_WHAT IS BEING ASKED:_ Whenever a line carries the word "Suite", pull it out of the entries.

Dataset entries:

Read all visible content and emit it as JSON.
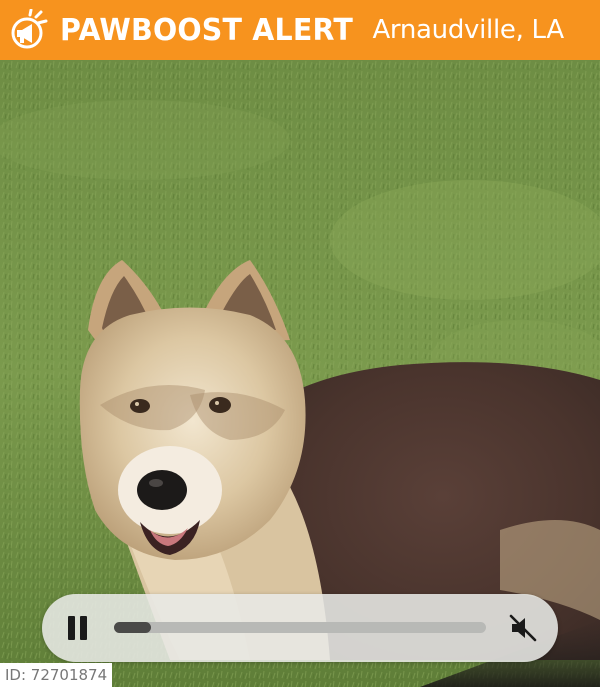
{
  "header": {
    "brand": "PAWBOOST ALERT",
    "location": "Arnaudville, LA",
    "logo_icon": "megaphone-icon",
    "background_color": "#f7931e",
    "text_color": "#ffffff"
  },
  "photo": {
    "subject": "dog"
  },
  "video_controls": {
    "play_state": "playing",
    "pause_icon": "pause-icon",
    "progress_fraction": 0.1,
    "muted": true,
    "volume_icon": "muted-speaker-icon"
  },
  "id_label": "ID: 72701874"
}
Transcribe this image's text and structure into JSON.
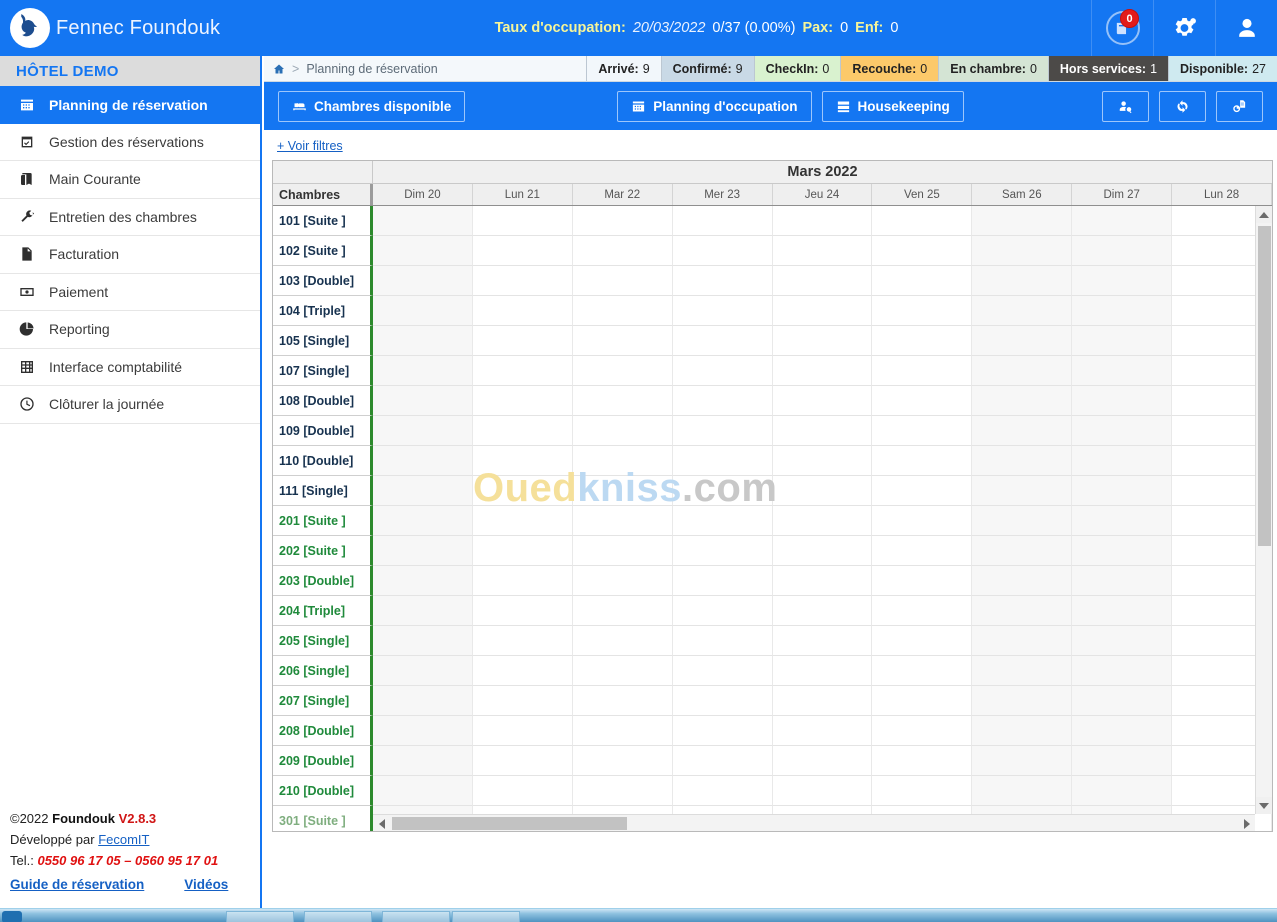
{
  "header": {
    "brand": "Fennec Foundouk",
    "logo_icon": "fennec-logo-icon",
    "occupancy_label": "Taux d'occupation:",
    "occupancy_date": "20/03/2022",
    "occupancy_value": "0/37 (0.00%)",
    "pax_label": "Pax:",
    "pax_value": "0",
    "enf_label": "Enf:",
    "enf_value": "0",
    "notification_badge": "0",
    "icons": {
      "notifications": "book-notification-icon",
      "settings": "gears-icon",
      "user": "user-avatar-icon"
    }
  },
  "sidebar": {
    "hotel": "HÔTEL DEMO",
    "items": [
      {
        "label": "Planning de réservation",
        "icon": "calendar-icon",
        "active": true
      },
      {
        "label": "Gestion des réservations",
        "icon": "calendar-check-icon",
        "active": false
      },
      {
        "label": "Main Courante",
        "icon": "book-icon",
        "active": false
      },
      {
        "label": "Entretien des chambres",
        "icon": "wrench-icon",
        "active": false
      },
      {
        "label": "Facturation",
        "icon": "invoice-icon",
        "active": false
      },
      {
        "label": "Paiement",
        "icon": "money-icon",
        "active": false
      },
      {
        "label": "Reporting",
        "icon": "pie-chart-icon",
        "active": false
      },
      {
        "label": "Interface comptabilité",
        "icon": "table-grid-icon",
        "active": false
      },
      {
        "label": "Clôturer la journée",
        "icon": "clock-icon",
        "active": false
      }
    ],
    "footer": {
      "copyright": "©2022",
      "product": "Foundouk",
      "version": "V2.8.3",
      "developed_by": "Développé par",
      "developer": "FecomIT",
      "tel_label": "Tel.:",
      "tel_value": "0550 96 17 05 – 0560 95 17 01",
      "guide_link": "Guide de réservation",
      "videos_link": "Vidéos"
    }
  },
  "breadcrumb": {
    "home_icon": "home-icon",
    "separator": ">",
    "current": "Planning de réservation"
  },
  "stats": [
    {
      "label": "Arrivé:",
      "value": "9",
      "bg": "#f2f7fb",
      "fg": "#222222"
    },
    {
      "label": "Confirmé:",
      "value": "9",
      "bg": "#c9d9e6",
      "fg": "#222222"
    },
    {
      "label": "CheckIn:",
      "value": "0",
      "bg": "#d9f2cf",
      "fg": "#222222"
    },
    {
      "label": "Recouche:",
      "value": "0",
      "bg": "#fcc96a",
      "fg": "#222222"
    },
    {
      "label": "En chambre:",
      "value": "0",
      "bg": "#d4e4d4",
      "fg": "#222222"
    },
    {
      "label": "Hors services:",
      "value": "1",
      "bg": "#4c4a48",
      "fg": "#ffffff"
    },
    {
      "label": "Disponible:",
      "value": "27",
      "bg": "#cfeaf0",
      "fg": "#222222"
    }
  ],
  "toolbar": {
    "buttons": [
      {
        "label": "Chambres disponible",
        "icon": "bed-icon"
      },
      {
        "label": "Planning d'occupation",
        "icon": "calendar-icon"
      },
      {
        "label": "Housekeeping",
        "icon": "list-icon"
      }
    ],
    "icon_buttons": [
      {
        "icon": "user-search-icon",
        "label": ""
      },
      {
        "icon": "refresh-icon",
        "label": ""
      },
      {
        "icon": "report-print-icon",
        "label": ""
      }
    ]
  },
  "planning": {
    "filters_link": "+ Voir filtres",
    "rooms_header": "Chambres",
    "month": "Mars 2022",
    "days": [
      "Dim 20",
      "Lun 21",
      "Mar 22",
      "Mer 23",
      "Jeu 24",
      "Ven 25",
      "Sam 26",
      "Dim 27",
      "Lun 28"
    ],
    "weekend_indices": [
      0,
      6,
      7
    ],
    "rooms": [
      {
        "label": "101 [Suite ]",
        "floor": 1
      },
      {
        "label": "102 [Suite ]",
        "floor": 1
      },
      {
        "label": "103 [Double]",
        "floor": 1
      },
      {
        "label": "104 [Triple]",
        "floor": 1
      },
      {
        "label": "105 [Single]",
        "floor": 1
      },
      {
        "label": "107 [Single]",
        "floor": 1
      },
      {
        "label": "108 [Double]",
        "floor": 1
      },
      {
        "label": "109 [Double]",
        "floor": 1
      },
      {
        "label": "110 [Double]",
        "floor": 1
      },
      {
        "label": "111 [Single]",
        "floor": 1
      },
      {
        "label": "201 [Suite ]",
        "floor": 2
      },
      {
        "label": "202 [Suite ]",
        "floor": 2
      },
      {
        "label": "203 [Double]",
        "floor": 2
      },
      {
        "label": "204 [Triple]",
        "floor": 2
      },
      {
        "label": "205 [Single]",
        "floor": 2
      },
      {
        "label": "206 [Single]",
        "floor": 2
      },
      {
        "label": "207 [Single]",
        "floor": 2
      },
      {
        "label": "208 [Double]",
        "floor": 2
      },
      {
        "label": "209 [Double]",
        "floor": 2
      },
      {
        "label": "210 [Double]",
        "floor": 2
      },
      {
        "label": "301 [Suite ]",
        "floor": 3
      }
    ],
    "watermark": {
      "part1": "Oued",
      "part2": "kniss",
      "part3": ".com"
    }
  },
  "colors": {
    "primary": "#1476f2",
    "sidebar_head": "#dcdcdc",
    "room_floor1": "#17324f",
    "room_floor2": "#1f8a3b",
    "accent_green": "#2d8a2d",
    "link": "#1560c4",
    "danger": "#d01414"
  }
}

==

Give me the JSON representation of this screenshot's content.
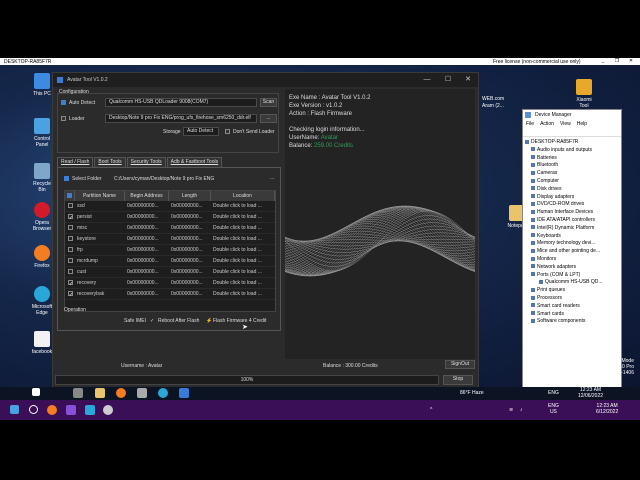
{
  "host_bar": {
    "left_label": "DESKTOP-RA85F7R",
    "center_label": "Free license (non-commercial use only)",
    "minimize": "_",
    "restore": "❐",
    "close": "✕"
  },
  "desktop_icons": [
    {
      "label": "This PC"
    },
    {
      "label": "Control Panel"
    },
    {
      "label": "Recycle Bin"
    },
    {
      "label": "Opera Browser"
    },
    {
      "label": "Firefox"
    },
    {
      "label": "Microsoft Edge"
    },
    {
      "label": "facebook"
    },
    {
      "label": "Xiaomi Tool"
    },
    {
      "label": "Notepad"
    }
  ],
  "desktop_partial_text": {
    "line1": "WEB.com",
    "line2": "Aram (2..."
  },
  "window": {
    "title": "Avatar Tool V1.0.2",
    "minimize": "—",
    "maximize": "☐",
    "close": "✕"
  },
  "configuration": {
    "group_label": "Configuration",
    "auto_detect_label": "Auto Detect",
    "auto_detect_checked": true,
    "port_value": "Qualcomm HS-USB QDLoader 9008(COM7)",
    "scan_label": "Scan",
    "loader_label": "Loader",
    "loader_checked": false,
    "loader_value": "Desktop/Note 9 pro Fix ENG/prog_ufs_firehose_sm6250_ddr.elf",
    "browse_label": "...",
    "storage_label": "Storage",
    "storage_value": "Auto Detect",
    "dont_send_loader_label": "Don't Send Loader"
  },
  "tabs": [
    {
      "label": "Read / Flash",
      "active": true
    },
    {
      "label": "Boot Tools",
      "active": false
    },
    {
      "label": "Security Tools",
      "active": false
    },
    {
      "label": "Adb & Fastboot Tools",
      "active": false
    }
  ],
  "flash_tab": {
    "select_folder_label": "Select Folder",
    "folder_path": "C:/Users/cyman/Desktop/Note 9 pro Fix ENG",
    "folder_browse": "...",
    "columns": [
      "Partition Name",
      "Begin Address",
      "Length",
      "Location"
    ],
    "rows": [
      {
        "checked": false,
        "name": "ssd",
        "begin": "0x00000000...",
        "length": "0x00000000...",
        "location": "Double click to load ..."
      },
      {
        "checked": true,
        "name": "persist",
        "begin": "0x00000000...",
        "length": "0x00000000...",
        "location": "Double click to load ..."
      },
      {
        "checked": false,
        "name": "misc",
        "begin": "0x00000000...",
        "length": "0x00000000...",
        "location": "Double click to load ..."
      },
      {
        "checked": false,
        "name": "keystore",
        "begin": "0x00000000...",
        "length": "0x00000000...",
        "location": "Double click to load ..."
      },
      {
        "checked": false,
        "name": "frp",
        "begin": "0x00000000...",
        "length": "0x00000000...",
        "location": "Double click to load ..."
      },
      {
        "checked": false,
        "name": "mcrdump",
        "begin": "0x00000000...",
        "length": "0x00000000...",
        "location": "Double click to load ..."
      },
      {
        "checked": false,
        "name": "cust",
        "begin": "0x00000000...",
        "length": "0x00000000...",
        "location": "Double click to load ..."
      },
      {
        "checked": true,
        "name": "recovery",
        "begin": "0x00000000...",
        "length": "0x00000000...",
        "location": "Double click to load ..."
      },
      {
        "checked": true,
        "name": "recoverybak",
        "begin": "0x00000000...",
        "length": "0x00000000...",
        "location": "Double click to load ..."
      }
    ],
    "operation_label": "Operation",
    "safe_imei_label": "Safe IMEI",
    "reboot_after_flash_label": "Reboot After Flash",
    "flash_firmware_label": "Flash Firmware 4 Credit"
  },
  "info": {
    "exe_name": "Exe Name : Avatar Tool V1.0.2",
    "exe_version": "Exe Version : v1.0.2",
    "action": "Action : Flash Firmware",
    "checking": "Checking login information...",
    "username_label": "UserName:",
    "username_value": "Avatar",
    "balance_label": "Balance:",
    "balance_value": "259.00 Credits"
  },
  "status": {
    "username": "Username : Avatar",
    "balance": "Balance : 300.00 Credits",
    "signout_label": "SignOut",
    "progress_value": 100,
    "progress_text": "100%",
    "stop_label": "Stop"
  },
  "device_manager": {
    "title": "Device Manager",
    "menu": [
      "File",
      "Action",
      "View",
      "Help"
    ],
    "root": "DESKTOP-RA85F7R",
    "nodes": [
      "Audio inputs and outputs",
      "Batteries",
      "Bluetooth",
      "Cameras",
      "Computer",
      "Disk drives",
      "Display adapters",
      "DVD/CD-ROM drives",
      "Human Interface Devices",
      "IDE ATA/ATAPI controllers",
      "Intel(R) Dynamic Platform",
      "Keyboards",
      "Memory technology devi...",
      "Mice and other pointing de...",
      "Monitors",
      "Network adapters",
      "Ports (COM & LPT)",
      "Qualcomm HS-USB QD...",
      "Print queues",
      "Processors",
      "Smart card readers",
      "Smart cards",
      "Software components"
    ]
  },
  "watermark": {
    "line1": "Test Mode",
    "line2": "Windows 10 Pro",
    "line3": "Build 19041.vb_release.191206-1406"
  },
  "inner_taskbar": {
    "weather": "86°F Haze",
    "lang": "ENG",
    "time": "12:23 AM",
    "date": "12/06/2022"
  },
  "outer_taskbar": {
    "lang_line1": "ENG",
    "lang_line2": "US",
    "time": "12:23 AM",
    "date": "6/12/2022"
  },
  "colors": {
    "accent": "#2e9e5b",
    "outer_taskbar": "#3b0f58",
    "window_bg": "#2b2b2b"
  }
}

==

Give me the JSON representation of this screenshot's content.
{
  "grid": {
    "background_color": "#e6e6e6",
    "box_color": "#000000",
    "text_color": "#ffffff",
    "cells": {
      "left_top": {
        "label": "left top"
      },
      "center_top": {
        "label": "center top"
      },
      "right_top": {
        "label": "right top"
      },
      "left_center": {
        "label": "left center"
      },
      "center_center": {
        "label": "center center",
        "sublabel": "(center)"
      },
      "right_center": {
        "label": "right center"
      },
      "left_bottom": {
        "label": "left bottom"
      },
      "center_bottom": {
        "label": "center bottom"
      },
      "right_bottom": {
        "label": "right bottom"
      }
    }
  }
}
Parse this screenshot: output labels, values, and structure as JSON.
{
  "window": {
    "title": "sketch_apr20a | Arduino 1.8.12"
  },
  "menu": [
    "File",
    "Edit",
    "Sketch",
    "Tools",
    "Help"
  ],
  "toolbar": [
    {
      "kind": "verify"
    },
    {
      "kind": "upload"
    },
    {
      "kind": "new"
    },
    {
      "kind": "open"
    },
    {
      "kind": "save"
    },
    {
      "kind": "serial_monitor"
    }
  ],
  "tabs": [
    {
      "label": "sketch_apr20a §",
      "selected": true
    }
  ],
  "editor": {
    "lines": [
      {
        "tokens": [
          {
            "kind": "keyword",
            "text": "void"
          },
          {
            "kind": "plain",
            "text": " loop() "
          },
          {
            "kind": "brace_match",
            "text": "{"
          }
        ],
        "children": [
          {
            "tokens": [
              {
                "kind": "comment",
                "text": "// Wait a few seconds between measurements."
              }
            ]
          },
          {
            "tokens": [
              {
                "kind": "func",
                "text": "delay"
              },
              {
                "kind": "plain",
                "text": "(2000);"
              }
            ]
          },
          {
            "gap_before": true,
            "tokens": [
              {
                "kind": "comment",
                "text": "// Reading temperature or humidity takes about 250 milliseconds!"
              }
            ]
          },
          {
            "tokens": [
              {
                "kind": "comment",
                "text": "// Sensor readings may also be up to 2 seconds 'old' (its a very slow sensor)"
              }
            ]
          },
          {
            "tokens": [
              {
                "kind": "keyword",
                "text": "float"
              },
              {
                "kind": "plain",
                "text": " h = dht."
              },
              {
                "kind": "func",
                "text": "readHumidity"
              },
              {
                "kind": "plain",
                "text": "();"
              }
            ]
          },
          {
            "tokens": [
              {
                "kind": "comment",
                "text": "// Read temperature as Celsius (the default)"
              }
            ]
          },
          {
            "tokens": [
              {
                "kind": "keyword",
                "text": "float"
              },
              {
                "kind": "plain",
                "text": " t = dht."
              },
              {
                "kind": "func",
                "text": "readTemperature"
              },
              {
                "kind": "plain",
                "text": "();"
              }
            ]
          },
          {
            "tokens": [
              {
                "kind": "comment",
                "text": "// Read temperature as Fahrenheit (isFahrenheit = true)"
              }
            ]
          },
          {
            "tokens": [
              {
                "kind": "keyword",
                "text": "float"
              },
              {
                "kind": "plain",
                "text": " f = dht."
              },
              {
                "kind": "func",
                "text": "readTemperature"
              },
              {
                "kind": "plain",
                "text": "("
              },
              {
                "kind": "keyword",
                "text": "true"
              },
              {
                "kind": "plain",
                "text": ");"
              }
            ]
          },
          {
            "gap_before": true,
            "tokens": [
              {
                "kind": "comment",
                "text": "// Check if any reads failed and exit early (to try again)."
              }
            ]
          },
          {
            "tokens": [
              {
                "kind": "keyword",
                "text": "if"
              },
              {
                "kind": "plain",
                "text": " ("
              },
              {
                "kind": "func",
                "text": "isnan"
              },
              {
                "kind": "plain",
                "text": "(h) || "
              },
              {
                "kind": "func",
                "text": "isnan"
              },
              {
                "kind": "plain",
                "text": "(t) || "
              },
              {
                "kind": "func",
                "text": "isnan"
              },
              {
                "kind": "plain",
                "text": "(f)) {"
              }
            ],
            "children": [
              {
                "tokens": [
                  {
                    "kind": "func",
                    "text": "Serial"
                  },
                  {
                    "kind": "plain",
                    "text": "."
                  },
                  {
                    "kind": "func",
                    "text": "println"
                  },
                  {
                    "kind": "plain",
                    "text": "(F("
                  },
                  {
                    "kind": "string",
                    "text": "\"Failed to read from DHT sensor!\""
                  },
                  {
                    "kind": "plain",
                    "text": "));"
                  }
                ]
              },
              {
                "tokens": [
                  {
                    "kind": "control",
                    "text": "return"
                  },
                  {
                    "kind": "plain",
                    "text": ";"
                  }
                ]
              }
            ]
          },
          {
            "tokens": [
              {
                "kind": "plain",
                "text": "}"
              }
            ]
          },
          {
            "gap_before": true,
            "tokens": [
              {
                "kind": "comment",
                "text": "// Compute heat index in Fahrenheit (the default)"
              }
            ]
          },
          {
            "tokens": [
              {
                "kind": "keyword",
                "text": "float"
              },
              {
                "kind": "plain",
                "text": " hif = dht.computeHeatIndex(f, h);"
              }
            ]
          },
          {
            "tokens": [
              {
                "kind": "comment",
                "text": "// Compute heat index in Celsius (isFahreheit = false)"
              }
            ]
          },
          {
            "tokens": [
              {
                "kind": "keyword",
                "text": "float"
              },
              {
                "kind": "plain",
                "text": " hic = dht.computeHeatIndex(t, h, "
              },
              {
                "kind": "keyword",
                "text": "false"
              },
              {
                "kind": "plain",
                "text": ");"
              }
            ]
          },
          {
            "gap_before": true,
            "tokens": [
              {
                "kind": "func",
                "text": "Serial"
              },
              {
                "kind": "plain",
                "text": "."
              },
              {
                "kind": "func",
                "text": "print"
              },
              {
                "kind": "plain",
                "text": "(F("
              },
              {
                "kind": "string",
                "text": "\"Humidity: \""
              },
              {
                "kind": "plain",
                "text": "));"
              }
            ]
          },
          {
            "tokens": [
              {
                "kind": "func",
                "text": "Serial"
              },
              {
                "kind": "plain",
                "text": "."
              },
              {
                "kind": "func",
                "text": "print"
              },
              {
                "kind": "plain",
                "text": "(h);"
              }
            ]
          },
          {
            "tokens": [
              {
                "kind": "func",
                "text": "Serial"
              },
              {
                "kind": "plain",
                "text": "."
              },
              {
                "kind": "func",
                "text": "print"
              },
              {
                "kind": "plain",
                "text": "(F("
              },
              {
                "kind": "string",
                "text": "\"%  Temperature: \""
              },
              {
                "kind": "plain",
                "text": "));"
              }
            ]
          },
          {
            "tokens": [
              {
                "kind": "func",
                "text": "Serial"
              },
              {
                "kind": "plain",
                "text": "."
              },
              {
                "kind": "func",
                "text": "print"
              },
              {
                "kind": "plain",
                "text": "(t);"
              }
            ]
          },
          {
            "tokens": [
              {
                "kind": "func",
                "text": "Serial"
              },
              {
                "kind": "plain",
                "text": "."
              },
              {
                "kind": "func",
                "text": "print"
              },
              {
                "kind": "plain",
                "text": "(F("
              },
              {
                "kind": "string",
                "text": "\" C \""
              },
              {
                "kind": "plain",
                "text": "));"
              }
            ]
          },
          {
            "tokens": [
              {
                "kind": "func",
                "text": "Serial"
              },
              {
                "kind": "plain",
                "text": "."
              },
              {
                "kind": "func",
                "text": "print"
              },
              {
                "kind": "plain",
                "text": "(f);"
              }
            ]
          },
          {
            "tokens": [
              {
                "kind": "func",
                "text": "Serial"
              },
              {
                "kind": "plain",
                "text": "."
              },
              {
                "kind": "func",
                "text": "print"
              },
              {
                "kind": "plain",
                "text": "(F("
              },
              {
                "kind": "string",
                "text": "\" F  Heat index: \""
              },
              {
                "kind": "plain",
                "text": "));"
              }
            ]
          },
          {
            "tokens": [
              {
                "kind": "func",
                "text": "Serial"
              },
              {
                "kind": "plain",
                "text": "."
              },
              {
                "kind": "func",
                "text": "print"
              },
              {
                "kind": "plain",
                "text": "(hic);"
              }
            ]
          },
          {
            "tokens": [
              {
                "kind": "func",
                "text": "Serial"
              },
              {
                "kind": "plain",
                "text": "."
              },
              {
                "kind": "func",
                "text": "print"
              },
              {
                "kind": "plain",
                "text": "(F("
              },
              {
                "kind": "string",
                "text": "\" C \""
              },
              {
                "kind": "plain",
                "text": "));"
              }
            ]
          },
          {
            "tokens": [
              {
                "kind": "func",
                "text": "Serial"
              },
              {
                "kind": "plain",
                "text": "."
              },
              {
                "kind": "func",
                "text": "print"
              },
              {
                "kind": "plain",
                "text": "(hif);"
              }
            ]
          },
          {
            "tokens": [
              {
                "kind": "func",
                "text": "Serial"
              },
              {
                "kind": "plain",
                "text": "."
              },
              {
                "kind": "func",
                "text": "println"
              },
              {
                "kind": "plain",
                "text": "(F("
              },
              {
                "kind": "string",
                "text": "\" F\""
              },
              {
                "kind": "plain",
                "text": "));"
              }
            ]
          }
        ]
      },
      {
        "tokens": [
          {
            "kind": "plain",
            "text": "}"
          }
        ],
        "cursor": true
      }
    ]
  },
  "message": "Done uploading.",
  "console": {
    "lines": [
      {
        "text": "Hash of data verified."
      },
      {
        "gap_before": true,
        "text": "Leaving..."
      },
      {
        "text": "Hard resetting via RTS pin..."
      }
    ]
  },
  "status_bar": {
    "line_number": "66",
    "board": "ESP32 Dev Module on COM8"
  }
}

_TASK OUTPUT:_
        "label": "101 [Suite ]",
        "label": "102 [Suite ]",
        "label": "201 [Suite ]",
        "label": "202 [Suite ]",
        "label": "301 [Suite ]",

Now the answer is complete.